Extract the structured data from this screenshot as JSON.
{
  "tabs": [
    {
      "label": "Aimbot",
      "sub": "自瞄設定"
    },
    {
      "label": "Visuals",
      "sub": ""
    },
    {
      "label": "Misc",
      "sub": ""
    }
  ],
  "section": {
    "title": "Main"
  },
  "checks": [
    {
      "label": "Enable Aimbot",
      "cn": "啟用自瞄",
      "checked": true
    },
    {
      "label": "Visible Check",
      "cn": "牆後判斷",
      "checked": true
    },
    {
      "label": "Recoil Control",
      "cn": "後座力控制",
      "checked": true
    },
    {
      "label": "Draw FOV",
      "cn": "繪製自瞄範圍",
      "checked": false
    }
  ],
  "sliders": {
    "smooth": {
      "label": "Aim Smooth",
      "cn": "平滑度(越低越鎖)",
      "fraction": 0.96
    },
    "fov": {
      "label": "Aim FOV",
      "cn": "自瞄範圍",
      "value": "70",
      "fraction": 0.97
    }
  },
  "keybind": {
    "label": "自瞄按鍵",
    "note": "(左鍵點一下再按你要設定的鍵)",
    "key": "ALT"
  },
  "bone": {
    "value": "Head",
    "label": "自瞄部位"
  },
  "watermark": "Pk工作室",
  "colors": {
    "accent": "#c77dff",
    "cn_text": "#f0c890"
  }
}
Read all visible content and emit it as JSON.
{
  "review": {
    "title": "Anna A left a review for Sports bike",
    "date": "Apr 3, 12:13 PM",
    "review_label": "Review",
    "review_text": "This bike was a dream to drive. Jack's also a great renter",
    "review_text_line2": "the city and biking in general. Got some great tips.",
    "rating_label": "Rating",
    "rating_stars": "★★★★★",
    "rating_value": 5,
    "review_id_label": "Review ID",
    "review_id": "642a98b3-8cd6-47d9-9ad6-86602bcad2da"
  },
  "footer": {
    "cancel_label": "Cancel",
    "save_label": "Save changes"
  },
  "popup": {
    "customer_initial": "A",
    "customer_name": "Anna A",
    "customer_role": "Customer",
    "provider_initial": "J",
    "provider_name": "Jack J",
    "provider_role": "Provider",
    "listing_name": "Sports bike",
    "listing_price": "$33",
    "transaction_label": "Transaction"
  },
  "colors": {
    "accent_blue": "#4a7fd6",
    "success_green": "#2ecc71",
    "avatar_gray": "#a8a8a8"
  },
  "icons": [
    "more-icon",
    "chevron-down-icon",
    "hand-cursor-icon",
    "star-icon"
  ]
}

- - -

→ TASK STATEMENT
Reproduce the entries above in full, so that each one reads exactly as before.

→ REPLY
Extract the structured data from this screenshot as JSON.
{
  "tabs": [
    {
      "label": "Aimbot",
      "sub": "自瞄設定"
    },
    {
      "label": "Visuals",
      "sub": ""
    },
    {
      "label": "Misc",
      "sub": ""
    }
  ],
  "section": {
    "title": "Main"
  },
  "checks": [
    {
      "label": "Enable Aimbot",
      "cn": "啟用自瞄",
      "checked": true
    },
    {
      "label": "Visible Check",
      "cn": "牆後判斷",
      "checked": true
    },
    {
      "label": "Recoil Control",
      "cn": "後座力控制",
      "checked": true
    },
    {
      "label": "Draw FOV",
      "cn": "繪製自瞄範圍",
      "checked": false
    }
  ],
  "sliders": {
    "smooth": {
      "label": "Aim Smooth",
      "cn": "平滑度(越低越鎖)",
      "fraction": 0.96
    },
    "fov": {
      "label": "Aim FOV",
      "cn": "自瞄範圍",
      "value": "70",
      "fraction": 0.97
    }
  },
  "keybind": {
    "label": "自瞄按鍵",
    "note": "(左鍵點一下再按你要設定的鍵)",
    "key": "ALT"
  },
  "bone": {
    "value": "Head",
    "label": "自瞄部位"
  },
  "watermark": "Pk工作室",
  "colors": {
    "accent": "#c77dff",
    "cn_text": "#f0c890"
  }
}
Read all visible content and emit it as JSON.
{
  "review": {
    "title": "Anna A left a review for Sports bike",
    "date": "Apr 3, 12:13 PM",
    "review_label": "Review",
    "review_text": "This bike was a dream to drive. Jack's also a great renter",
    "review_text_line2": "the city and biking in general. Got some great tips.",
    "rating_label": "Rating",
    "rating_stars": "★★★★★",
    "rating_value": 5,
    "review_id_label": "Review ID",
    "review_id": "642a98b3-8cd6-47d9-9ad6-86602bcad2da"
  },
  "footer": {
    "cancel_label": "Cancel",
    "save_label": "Save changes"
  },
  "popup": {
    "customer_initial": "A",
    "customer_name": "Anna A",
    "customer_role": "Customer",
    "provider_initial": "J",
    "provider_name": "Jack J",
    "provider_role": "Provider",
    "listing_name": "Sports bike",
    "listing_price": "$33",
    "transaction_label": "Transaction"
  },
  "colors": {
    "accent_blue": "#4a7fd6",
    "success_green": "#2ecc71",
    "avatar_gray": "#a8a8a8"
  },
  "icons": [
    "more-icon",
    "chevron-down-icon",
    "hand-cursor-icon",
    "star-icon"
  ]
}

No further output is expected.